David Attenborough calls for 'more varied' TV output
Veteran naturalist David Attenborough has bemoaned the lack of variety on television and the "great number of subjects that aren't covered".
"You'd think that the more stations there are, the more varied the output," the 88-year-old told the Radio Times.
"But the practice is the reverse," the presenter continued. "The more you get, the more similar they become."
The broadcaster also suggested BBC Two, of which he was once controller, was struggling with its identity.
"I'm not sure how they would define its policy," he said of the channel on which Life on Earth, his landmark 1970s nature series, was first shown.
"I would be seriously interested to know... what guides them, what guides the editorial decisions on BBC Two, because it isn't overly plain to me," he explained.

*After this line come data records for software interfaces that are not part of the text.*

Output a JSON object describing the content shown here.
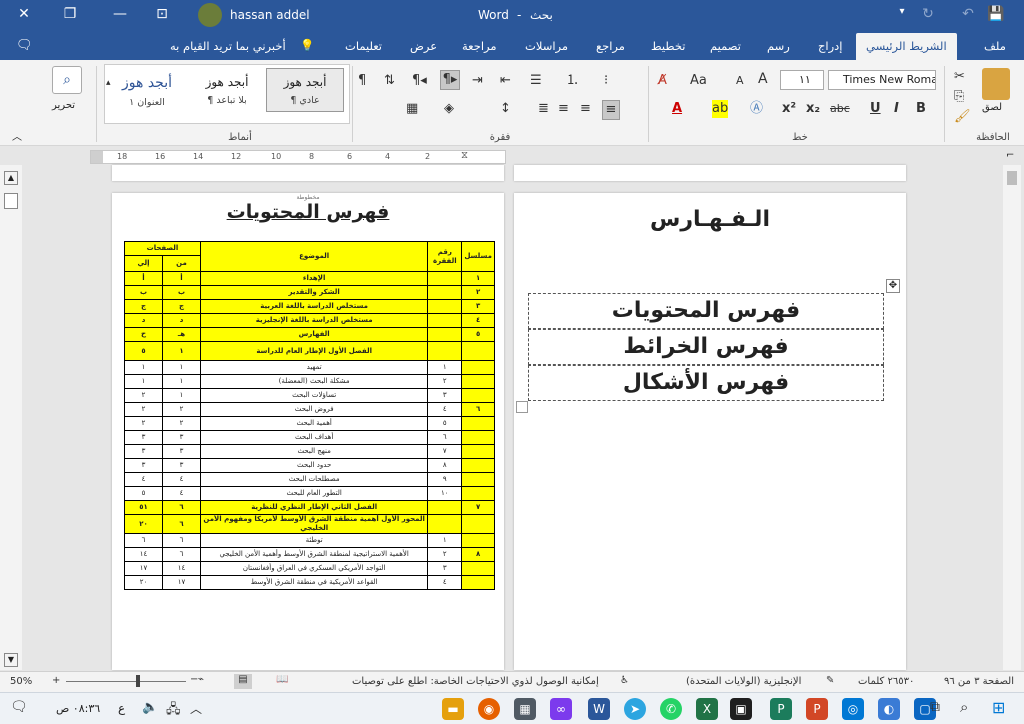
{
  "titlebar": {
    "app_name": "Word",
    "separator": "-",
    "search_label": "بحث",
    "user_name": "hassan addel"
  },
  "tabs": [
    {
      "label": "ملف"
    },
    {
      "label": "الشريط الرئيسي"
    },
    {
      "label": "إدراج"
    },
    {
      "label": "رسم"
    },
    {
      "label": "تصميم"
    },
    {
      "label": "تخطيط"
    },
    {
      "label": "مراجع"
    },
    {
      "label": "مراسلات"
    },
    {
      "label": "مراجعة"
    },
    {
      "label": "عرض"
    },
    {
      "label": "تعليمات"
    },
    {
      "label": "أخبرني بما تريد القيام به"
    }
  ],
  "ribbon": {
    "clipboard": {
      "paste_label": "لصق",
      "group_label": "الحافظة"
    },
    "font": {
      "font_name": "Times New Roman",
      "font_size": "١١",
      "group_label": "خط",
      "size_up": "A",
      "size_down": "A",
      "case_label": "Aa",
      "bold": "B",
      "italic": "I",
      "underline": "U",
      "strike": "abc",
      "subscript": "x₂",
      "superscript": "x²"
    },
    "paragraph": {
      "group_label": "فقرة"
    },
    "styles": {
      "group_label": "أنماط",
      "items": [
        {
          "preview": "أبجد هوز",
          "name": "¶ عادي"
        },
        {
          "preview": "أبجد هوز",
          "name": "¶ بلا تباعد"
        },
        {
          "preview": "أبجد هوز",
          "name": "العنوان ١"
        }
      ]
    },
    "editing": {
      "label": "تحرير"
    }
  },
  "ruler": {
    "ticks": [
      "18",
      "16",
      "14",
      "12",
      "10",
      "8",
      "6",
      "4",
      "2"
    ]
  },
  "left_page": {
    "header_text": "مخطوطة",
    "title": "فهرس المحتويات",
    "table_headers": {
      "serial": "مسلسل",
      "para_no": "رقم الفقرة",
      "topic": "الموضوع",
      "pages": "الصفحات",
      "from": "من",
      "to": "إلي"
    },
    "rows": [
      {
        "serial": "١",
        "para": "",
        "topic": "الإهداء",
        "from": "أ",
        "to": "أ",
        "type": "y"
      },
      {
        "serial": "٢",
        "para": "",
        "topic": "الشكر والتقدير",
        "from": "ب",
        "to": "ب",
        "type": "y"
      },
      {
        "serial": "٣",
        "para": "",
        "topic": "مستخلص الدراسة باللغة العربية",
        "from": "ج",
        "to": "ج",
        "type": "y"
      },
      {
        "serial": "٤",
        "para": "",
        "topic": "مستخلص الدراسة باللغة الإنجليزية",
        "from": "د",
        "to": "د",
        "type": "y"
      },
      {
        "serial": "٥",
        "para": "",
        "topic": "الفهارس",
        "from": "هـ",
        "to": "ح",
        "type": "y"
      },
      {
        "serial": "",
        "para": "",
        "topic": "الفصل الأول الإطار العام للدراسة",
        "from": "١",
        "to": "٥",
        "type": "y"
      },
      {
        "serial": "",
        "para": "١",
        "topic": "تمهيد",
        "from": "١",
        "to": "١",
        "type": "n"
      },
      {
        "serial": "",
        "para": "٢",
        "topic": "مشكلة البحث (المعضلة)",
        "from": "١",
        "to": "١",
        "type": "n"
      },
      {
        "serial": "",
        "para": "٣",
        "topic": "تساؤلات البحث",
        "from": "١",
        "to": "٢",
        "type": "n"
      },
      {
        "serial": "٦",
        "para": "٤",
        "topic": "فروض البحث",
        "from": "٢",
        "to": "٢",
        "type": "n"
      },
      {
        "serial": "",
        "para": "٥",
        "topic": "أهمية البحث",
        "from": "٢",
        "to": "٢",
        "type": "n"
      },
      {
        "serial": "",
        "para": "٦",
        "topic": "أهداف البحث",
        "from": "٣",
        "to": "٣",
        "type": "n"
      },
      {
        "serial": "",
        "para": "٧",
        "topic": "منهج البحث",
        "from": "٣",
        "to": "٣",
        "type": "n"
      },
      {
        "serial": "",
        "para": "٨",
        "topic": "حدود البحث",
        "from": "٣",
        "to": "٣",
        "type": "n"
      },
      {
        "serial": "",
        "para": "٩",
        "topic": "مصطلحات البحث",
        "from": "٤",
        "to": "٤",
        "type": "n"
      },
      {
        "serial": "",
        "para": "١٠",
        "topic": "التطور العام للبحث",
        "from": "٤",
        "to": "٥",
        "type": "n"
      },
      {
        "serial": "٧",
        "para": "",
        "topic": "الفصل الثاني الإطار النظري للنظرية",
        "from": "٦",
        "to": "٥١",
        "type": "y"
      },
      {
        "serial": "",
        "para": "",
        "topic": "المحور الأول أهمية منطقة الشرق الأوسط لأمريكا ومفهوم الأمن الخليجي",
        "from": "٦",
        "to": "٢٠",
        "type": "y"
      },
      {
        "serial": "",
        "para": "١",
        "topic": "توطئة",
        "from": "٦",
        "to": "٦",
        "type": "n"
      },
      {
        "serial": "٨",
        "para": "٢",
        "topic": "الأهمية الاستراتيجية لمنطقة الشرق الأوسط وأهمية الأمن الخليجي",
        "from": "٦",
        "to": "١٤",
        "type": "n"
      },
      {
        "serial": "",
        "para": "٣",
        "topic": "التواجد الأمريكي العسكري في العراق وأفغانستان",
        "from": "١٤",
        "to": "١٧",
        "type": "n"
      },
      {
        "serial": "",
        "para": "٤",
        "topic": "القواعد الأمريكية في منطقة الشرق الأوسط",
        "from": "١٧",
        "to": "٢٠",
        "type": "n"
      }
    ]
  },
  "right_page": {
    "title": "الـفـهـارس",
    "items": [
      "فهرس المحتويات",
      "فهرس الخرائط",
      "فهرس الأشكال"
    ]
  },
  "statusbar": {
    "page": "الصفحة ٣ من ٩٦",
    "words": "٢٦٥٣٠ كلمات",
    "language": "الإنجليزية (الولايات المتحدة)",
    "accessibility": "إمكانية الوصول لذوي الاحتياجات الخاصة: اطلع على توصيات",
    "zoom": "50%"
  },
  "taskbar": {
    "time": "٠٨:٣٦ ص",
    "lang": "ع"
  }
}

"I guess that BBC Four has taken on perhaps the invention and experimental side of BBC Two but it wouldn't harm them to say so."
In a wide-ranging interview, Attenborough also made a plea for regularly scheduled programmes on specific subjects.

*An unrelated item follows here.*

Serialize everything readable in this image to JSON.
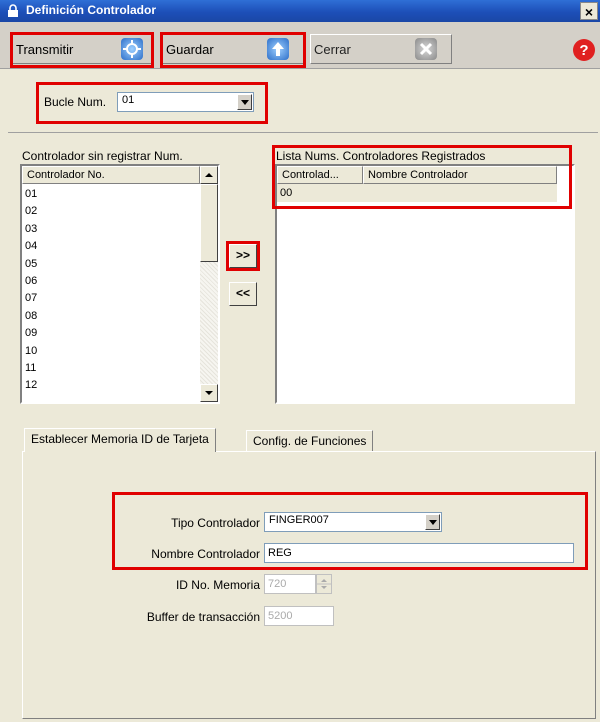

"There's no serious programme about natural history on a regular basis," he told the magazine. "I'm a great one for regular programmes that I can make dates with."
Sir David also said that "there are a great number of subjects that aren't covered" on television.
In response, a BBC spokesperson said its "reputation for producing world-class natural history programming is as strong today as its ever been".
Sir David is presenting Life Story, a six-part series about how animals survive, for BBC One, beginning on 23 October.
The self-confessed "lucky rascal" is also due to travel to Australia to make a 3D film for the channel about the Great Barrier Reef.